Part of this post-Protestant credentialing requires rejecting America as the Protestant project that God was using to deliver democracy and political equality to the world.  The new woke post-Protestant narrative is that America is oppressive, racist, patriarchal, greedy, militaristic. It and its religious founders must be condemned by constantly evolving ever harsher contemporary standards.  To do so is itself believed to be an act of humility and transparency, even though there is mainly judgement on others, rarely on selves.

Post-Protestants, like the old WASP elite, are a relatively small minority but they still inherit their privilege and disproportionate influence from their long ascendant ancestors.  Non-WASPS, whether secular, or another faith, or actively Christian, are still intimidated by their power to establish social rules and publicly to shame, as in Puritan New England of old.

Of course, in the wake of Mainline Protestantism’s collapse, there remain vibrant Catholic and Evangelical communities in America.  But neither inherits the traditions or societal cachet of the old Protestant establishment, which stewarded America across four centuries. Catholicism has rich traditions of social teaching and experience in stewarding civilizational assets.  At least some Catholic bishops have spoken helpfully if cryptically against the angry deconstructionists who want to topple not just statues but America itself. 

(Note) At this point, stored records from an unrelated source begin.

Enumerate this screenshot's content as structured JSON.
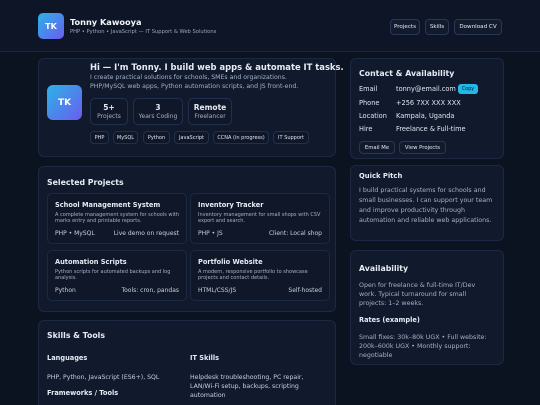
{
  "header": {
    "logo_text": "TK",
    "name": "Tonny Kawooya",
    "tagline": "PHP • Python • JavaScript — IT Support & Web Solutions",
    "nav": [
      "Projects",
      "Skills",
      "Download CV"
    ]
  },
  "hero": {
    "avatar_text": "TK",
    "title": "Hi — I'm Tonny. I build web apps & automate IT tasks.",
    "subtitle_line1": "I create practical solutions for schools, SMEs and organizations.",
    "subtitle_line2": "PHP/MySQL web apps, Python automation scripts, and JS front-end.",
    "stats": [
      {
        "value": "5+",
        "label": "Projects"
      },
      {
        "value": "3",
        "label": "Years Coding"
      },
      {
        "value": "Remote",
        "label": "Freelancer"
      }
    ],
    "tags": [
      "PHP",
      "MySQL",
      "Python",
      "JavaScript",
      "CCNA (in progress)",
      "IT Support"
    ]
  },
  "projects": {
    "heading": "Selected Projects",
    "items": [
      {
        "title": "School Management System",
        "desc": "A complete management system for schools with marks entry and printable reports.",
        "left": "PHP • MySQL",
        "right": "Live demo on request"
      },
      {
        "title": "Inventory Tracker",
        "desc": "Inventory management for small shops with CSV export and search.",
        "left": "PHP • JS",
        "right": "Client: Local shop"
      },
      {
        "title": "Automation Scripts",
        "desc": "Python scripts for automated backups and log analysis.",
        "left": "Python",
        "right": "Tools: cron, pandas"
      },
      {
        "title": "Portfolio Website",
        "desc": "A modern, responsive portfolio to showcase projects and contact details.",
        "left": "HTML/CSS/JS",
        "right": "Self-hosted"
      }
    ]
  },
  "skills": {
    "heading": "Skills & Tools",
    "languages_heading": "Languages",
    "languages": "PHP, Python, JavaScript (ES6+), SQL",
    "frameworks_heading": "Frameworks / Tools",
    "it_heading": "IT Skills",
    "it_line1": "Helpdesk troubleshooting, PC repair,",
    "it_line2": "LAN/Wi-Fi setup, backups, scripting",
    "it_line3": "automation"
  },
  "contact": {
    "heading": "Contact & Availability",
    "rows": [
      {
        "label": "Email",
        "value": "tonny@email.com"
      },
      {
        "label": "Phone",
        "value": "+256 7XX XXX XXX"
      },
      {
        "label": "Location",
        "value": "Kampala, Uganda"
      },
      {
        "label": "Hire",
        "value": "Freelance & Full-time"
      }
    ],
    "copy_label": "Copy",
    "email_me": "Email Me",
    "view_projects": "View Projects"
  },
  "pitch": {
    "heading": "Quick Pitch",
    "lines": [
      "I build practical systems for schools and",
      "small businesses. I can support your team",
      "and improve productivity through",
      "automation and reliable web applications."
    ]
  },
  "availability": {
    "heading": "Availability",
    "lines": [
      "Open for freelance & full-time IT/Dev",
      "work. Typical turnaround for small",
      "projects: 1–2 weeks."
    ],
    "rates_heading": "Rates (example)",
    "rates_lines": [
      "Small fixes: 30k–80k UGX • Full website:",
      "200k–600k UGX • Monthly support:",
      "negotiable"
    ]
  },
  "colors": {
    "background": "#0b1220",
    "card": "#111a2c",
    "accent_cyan": "#2bb3e6",
    "accent_purple": "#6b5cf0",
    "copy_button": "#22b8e8"
  }
}
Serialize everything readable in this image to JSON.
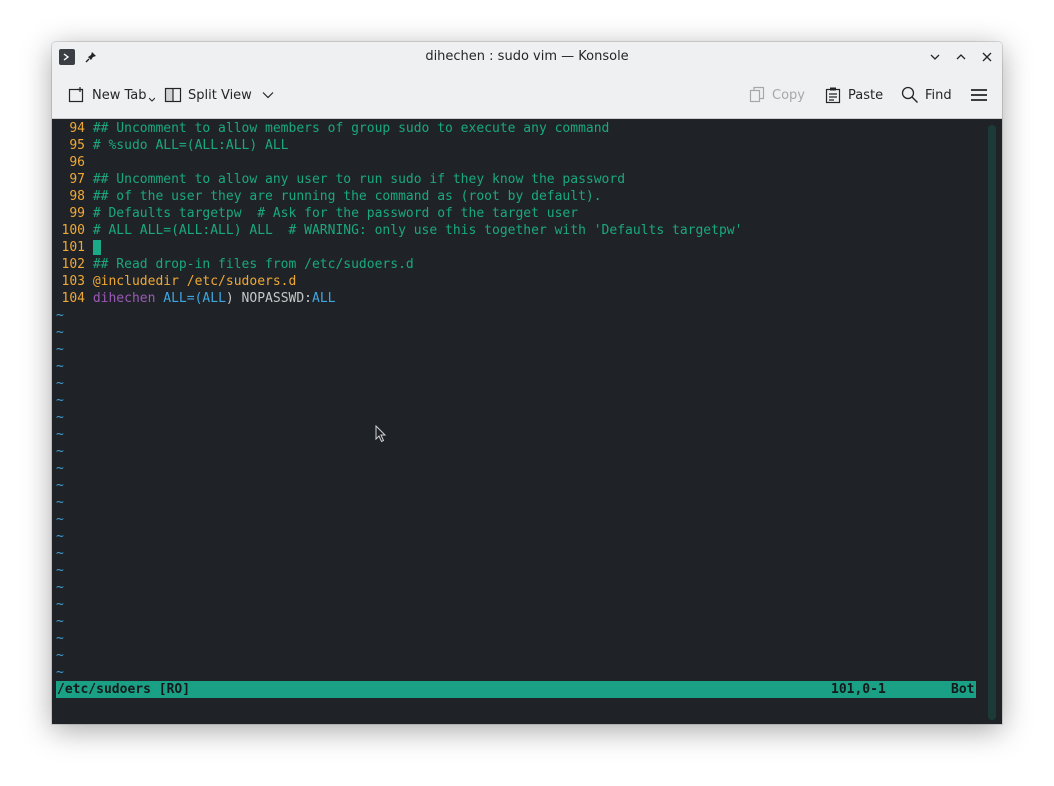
{
  "window": {
    "title": "dihechen : sudo vim — Konsole"
  },
  "toolbar": {
    "new_tab": "New Tab",
    "split_view": "Split View",
    "copy": "Copy",
    "paste": "Paste",
    "find": "Find"
  },
  "editor": {
    "lines": [
      {
        "num": "94",
        "text": "## Uncomment to allow members of group sudo to execute any command"
      },
      {
        "num": "95",
        "text": "# %sudo ALL=(ALL:ALL) ALL"
      },
      {
        "num": "96",
        "text": ""
      },
      {
        "num": "97",
        "text": "## Uncomment to allow any user to run sudo if they know the password"
      },
      {
        "num": "98",
        "text": "## of the user they are running the command as (root by default)."
      },
      {
        "num": "99",
        "text": "# Defaults targetpw  # Ask for the password of the target user"
      },
      {
        "num": "100",
        "text": "# ALL ALL=(ALL:ALL) ALL  # WARNING: only use this together with 'Defaults targetpw'"
      },
      {
        "num": "101",
        "text": ""
      },
      {
        "num": "102",
        "text": "## Read drop-in files from /etc/sudoers.d"
      },
      {
        "num": "103",
        "text": "@includedir /etc/sudoers.d"
      },
      {
        "num": "104",
        "user": "dihechen",
        "all1": "ALL",
        "eq": "=(",
        "all2": "ALL",
        "close": ") NOPASSWD:",
        "all3": "ALL"
      }
    ],
    "tilde": "~",
    "tilde_count": 22
  },
  "status": {
    "file": "/etc/sudoers [RO]",
    "position": "101,0-1",
    "scroll": "Bot"
  },
  "colors": {
    "background": "#1f2328",
    "line_number": "#f0a835",
    "comment": "#1aa87e",
    "status_bar": "#1aa085"
  }
}
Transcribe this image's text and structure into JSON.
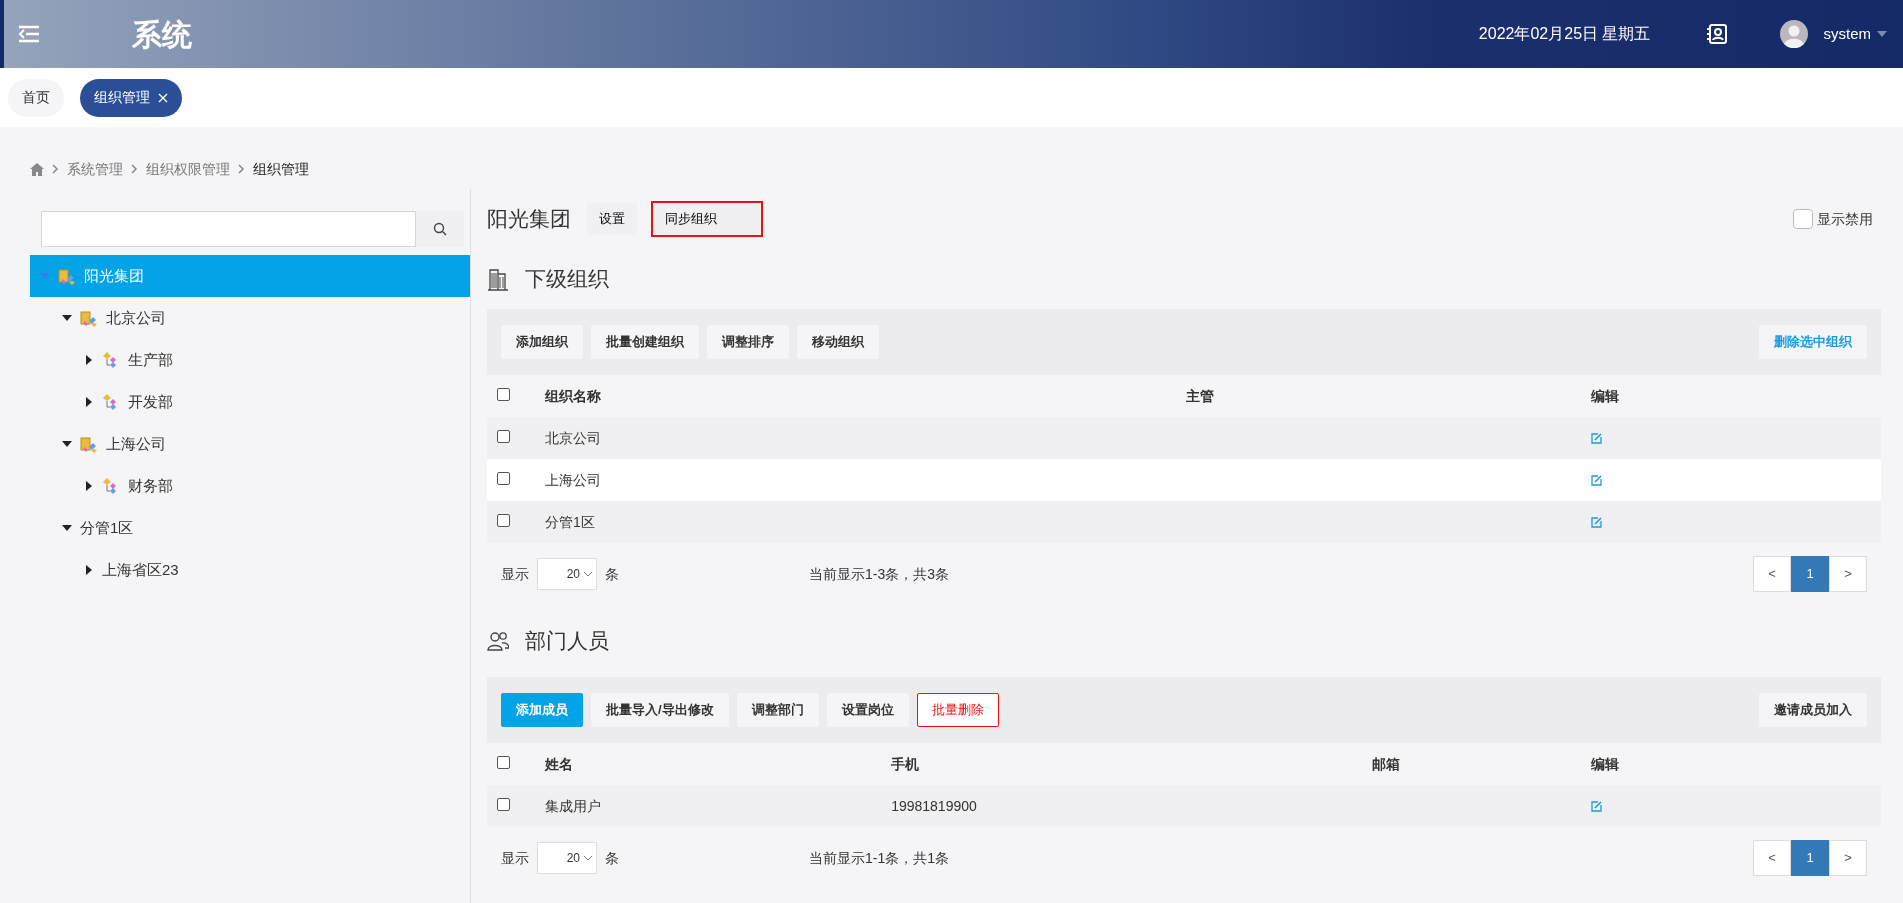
{
  "header": {
    "title": "系统",
    "date": "2022年02月25日 星期五",
    "user": "system"
  },
  "tabs": [
    {
      "label": "首页",
      "selected": false,
      "closable": false
    },
    {
      "label": "组织管理",
      "selected": true,
      "closable": true
    }
  ],
  "breadcrumb": [
    "系统管理",
    "组织权限管理",
    "组织管理"
  ],
  "tree": [
    {
      "label": "阳光集团",
      "kind": "company",
      "expanded": true,
      "selected": true,
      "children": [
        {
          "label": "北京公司",
          "kind": "company",
          "expanded": true,
          "selected": false,
          "children": [
            {
              "label": "生产部",
              "kind": "department",
              "expanded": false,
              "selected": false
            },
            {
              "label": "开发部",
              "kind": "department",
              "expanded": false,
              "selected": false
            }
          ]
        },
        {
          "label": "上海公司",
          "kind": "company",
          "expanded": true,
          "selected": false,
          "children": [
            {
              "label": "财务部",
              "kind": "department",
              "expanded": false,
              "selected": false
            }
          ]
        },
        {
          "label": "分管1区",
          "kind": "plain",
          "expanded": true,
          "selected": false,
          "children": [
            {
              "label": "上海省区23",
              "kind": "plain",
              "expanded": false,
              "selected": false
            }
          ]
        }
      ]
    }
  ],
  "org": {
    "title": "阳光集团",
    "actions": [
      {
        "label": "设置",
        "highlighted": false
      },
      {
        "label": "同步组织",
        "highlighted": true
      }
    ],
    "show_disabled": {
      "label": "显示禁用",
      "checked": false
    }
  },
  "sections": [
    {
      "title": "下级组织",
      "kind": "organizations",
      "toolbar_left": [
        {
          "label": "添加组织",
          "kind": "default"
        },
        {
          "label": "批量创建组织",
          "kind": "default"
        },
        {
          "label": "调整排序",
          "kind": "default"
        },
        {
          "label": "移动组织",
          "kind": "default"
        }
      ],
      "toolbar_right": [
        {
          "label": "删除选中组织",
          "kind": "link"
        }
      ],
      "select_all": false,
      "columns": [
        {
          "label": "组织名称",
          "kind": "text"
        },
        {
          "label": "主管",
          "kind": "text"
        },
        {
          "label": "编辑",
          "kind": "edit"
        }
      ],
      "rows": [
        {
          "cells": [
            "北京公司"
          ],
          "checked": false
        },
        {
          "cells": [
            "上海公司"
          ],
          "checked": false
        },
        {
          "cells": [
            "分管1区"
          ],
          "checked": false
        }
      ],
      "pager": {
        "show": "显示",
        "page_size": "20",
        "unit": "条",
        "summary": "当前显示1-3条，共3条",
        "prev": "<",
        "next": ">",
        "pages": [
          {
            "label": "1",
            "selected": true
          }
        ]
      }
    },
    {
      "title": "部门人员",
      "kind": "members",
      "toolbar_left": [
        {
          "label": "添加成员",
          "kind": "primary"
        },
        {
          "label": "批量导入/导出修改",
          "kind": "default"
        },
        {
          "label": "调整部门",
          "kind": "default"
        },
        {
          "label": "设置岗位",
          "kind": "default"
        },
        {
          "label": "批量删除",
          "kind": "danger"
        }
      ],
      "toolbar_right": [
        {
          "label": "邀请成员加入",
          "kind": "default"
        }
      ],
      "select_all": false,
      "columns": [
        {
          "label": "姓名",
          "kind": "text"
        },
        {
          "label": "手机",
          "kind": "text"
        },
        {
          "label": "邮箱",
          "kind": "text"
        },
        {
          "label": "编辑",
          "kind": "edit"
        }
      ],
      "rows": [
        {
          "cells": [
            "集成用户",
            "19981819900"
          ],
          "checked": false
        }
      ],
      "pager": {
        "show": "显示",
        "page_size": "20",
        "unit": "条",
        "summary": "当前显示1-1条，共1条",
        "prev": "<",
        "next": ">",
        "pages": [
          {
            "label": "1",
            "selected": true
          }
        ]
      }
    }
  ]
}
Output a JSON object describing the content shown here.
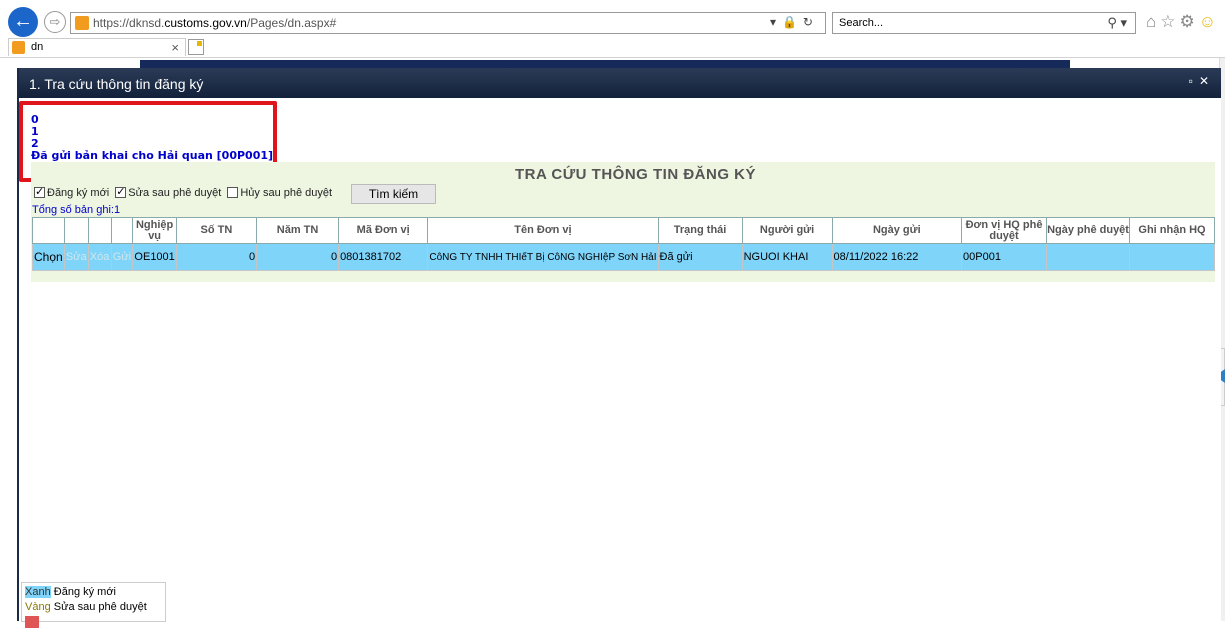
{
  "browser": {
    "url_prefix": "https://dknsd.",
    "url_domain": "customs.gov.vn",
    "url_path": "/Pages/dn.aspx#",
    "search_placeholder": "Search...",
    "tab_label": "dn"
  },
  "dialog": {
    "title": "1. Tra cứu thông tin đăng ký"
  },
  "messages": [
    "0",
    "1",
    "2",
    "Đã gửi bản khai cho Hải quan [00P001]."
  ],
  "panel": {
    "title": "TRA CỨU THÔNG TIN ĐĂNG KÝ",
    "filters": [
      {
        "label": "Đăng ký mới",
        "checked": true
      },
      {
        "label": "Sửa sau phê duyệt",
        "checked": true
      },
      {
        "label": "Hủy sau phê duyệt",
        "checked": false
      }
    ],
    "search_button": "Tìm kiếm",
    "total_label": "Tổng số bản ghi:1"
  },
  "table": {
    "headers": [
      "Nghiệp vụ",
      "Số TN",
      "Năm TN",
      "Mã Đơn vị",
      "Tên Đơn vị",
      "Trạng thái",
      "Người gửi",
      "Ngày gửi",
      "Đơn vị HQ phê duyệt",
      "Ngày phê duyệt",
      "Ghi nhận HQ"
    ],
    "row": {
      "actions": [
        "Chọn",
        "Sửa",
        "Xóa",
        "Gửi"
      ],
      "nghiep_vu": "OE1001",
      "so_tn": "0",
      "nam_tn": "0",
      "ma_don_vi": "0801381702",
      "ten_don_vi": "CôNG TY TNHH THIếT Bị CôNG NGHIệP SơN HảI",
      "trang_thai": "Đã gửi",
      "nguoi_gui": "NGUOI KHAI",
      "ngay_gui": "08/11/2022 16:22",
      "don_vi_hq": "00P001",
      "ngay_phe_duyet": "",
      "ghi_nhan_hq": ""
    }
  },
  "legend": [
    {
      "swatch": "Xanh",
      "text": "Đăng ký mới",
      "color": "#7fd4f9"
    },
    {
      "swatch": "Vàng",
      "text": "Sửa sau phê duyệt",
      "color": "#8a7700"
    }
  ]
}
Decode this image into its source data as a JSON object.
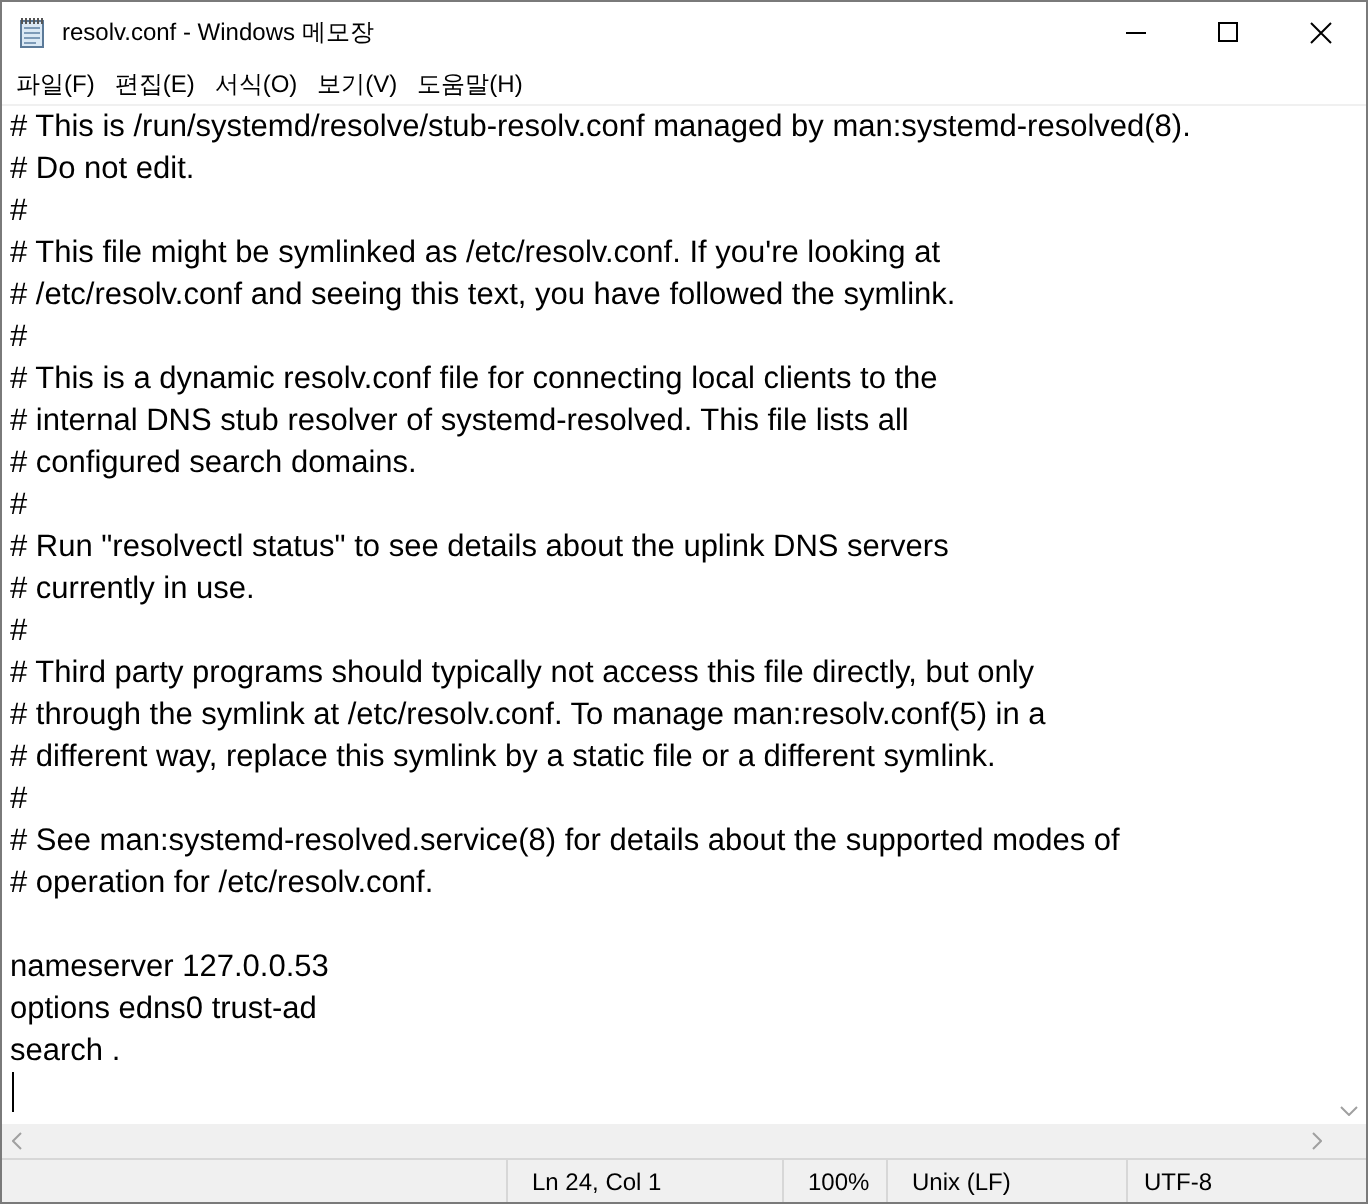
{
  "window": {
    "title": "resolv.conf - Windows 메모장"
  },
  "menu": [
    "파일(F)",
    "편집(E)",
    "서식(O)",
    "보기(V)",
    "도움말(H)"
  ],
  "editor": {
    "text": "# This is /run/systemd/resolve/stub-resolv.conf managed by man:systemd-resolved(8).\n# Do not edit.\n#\n# This file might be symlinked as /etc/resolv.conf. If you're looking at\n# /etc/resolv.conf and seeing this text, you have followed the symlink.\n#\n# This is a dynamic resolv.conf file for connecting local clients to the\n# internal DNS stub resolver of systemd-resolved. This file lists all\n# configured search domains.\n#\n# Run \"resolvectl status\" to see details about the uplink DNS servers\n# currently in use.\n#\n# Third party programs should typically not access this file directly, but only\n# through the symlink at /etc/resolv.conf. To manage man:resolv.conf(5) in a\n# different way, replace this symlink by a static file or a different symlink.\n#\n# See man:systemd-resolved.service(8) for details about the supported modes of\n# operation for /etc/resolv.conf.\n\nnameserver 127.0.0.53\noptions edns0 trust-ad\nsearch .\n"
  },
  "status_bar": [
    "Ln 24, Col 1",
    "100%",
    "Unix (LF)",
    "UTF-8"
  ]
}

But Evangelical elites are largely silent or sidelined.  Some who are reflexively aligned with the Religious Right might echo conservative soundbites but they, like secular conservative politicos of late, offer no deep explanation much less defense of American principles. 

Meanwhile, other Evangelical elites are either intimidated by the zeitgeist or are rhetorically and intellectually ill equipped.  Often they are busy lecturing, especially at this time of year, on the dangers of excessive patriotism or of conflating the nation with the faith.  They are striving for wider approval for societal elites, or they are denouncing the excesses of their fundamentalist youth, oblivious to today’s dire spiritual challenges to American civilization.     

So who will speak and who will lead?  Among the rank and file of Americans, religious and not so religious, there remain large numbers who profess to be unapologetically patriotic.  They have in their hearts what often they cannot articulate with words about the moral power and imperative of the American project. 

We can pray and hope that among these silent millions there will arise new articulate voices and thinkers who will offer spiritual and moral defense for American principles.  God may be raising up such persons even now to deliver us from the present moment.  He is more merciful and longsuffering than the sanctimonious judges who stand in the streets, or in their faculty lounges, or in their seminary chapels, denouncing America as irredeemably cursed. 

For millennia mankind labored and suffered under systems of caste and hierarchy, where slavery was unquestioned, where children always followed the predestined paths of their parents, where poverty and oppression were the unquestioned norm, where few spoke out of turn, where submission was expected, where bloody conquest and coercion were the main instruments of rule.

America, in contrast, in its best principles has uniquely challenged these old static civilizations with revolutionary affirmations about equality and opportunity for all.  Its most privileged beneficiaries sneer at their position, imagining they are prisoners, when actually they in their comfort and power have resources unimagined by a thousand earlier generations.  Ingratitude and grievance are intrinsic to fallen human nature.  Even the Chosen People in their deliverance murmured.   

Yet the promise of July 4 remains.  Much of the world, even if unknowingly, still looks to its promises for hope.  Even its most ungrateful critics operate under its blessings.  What was accomplished in 1776 was providential, achieved and sustained across centuries by the sacrifices and insights of many millions. It is now challenged, but it will endure, and prevail against unthinking and malevolent spirits who offer no alternative hope.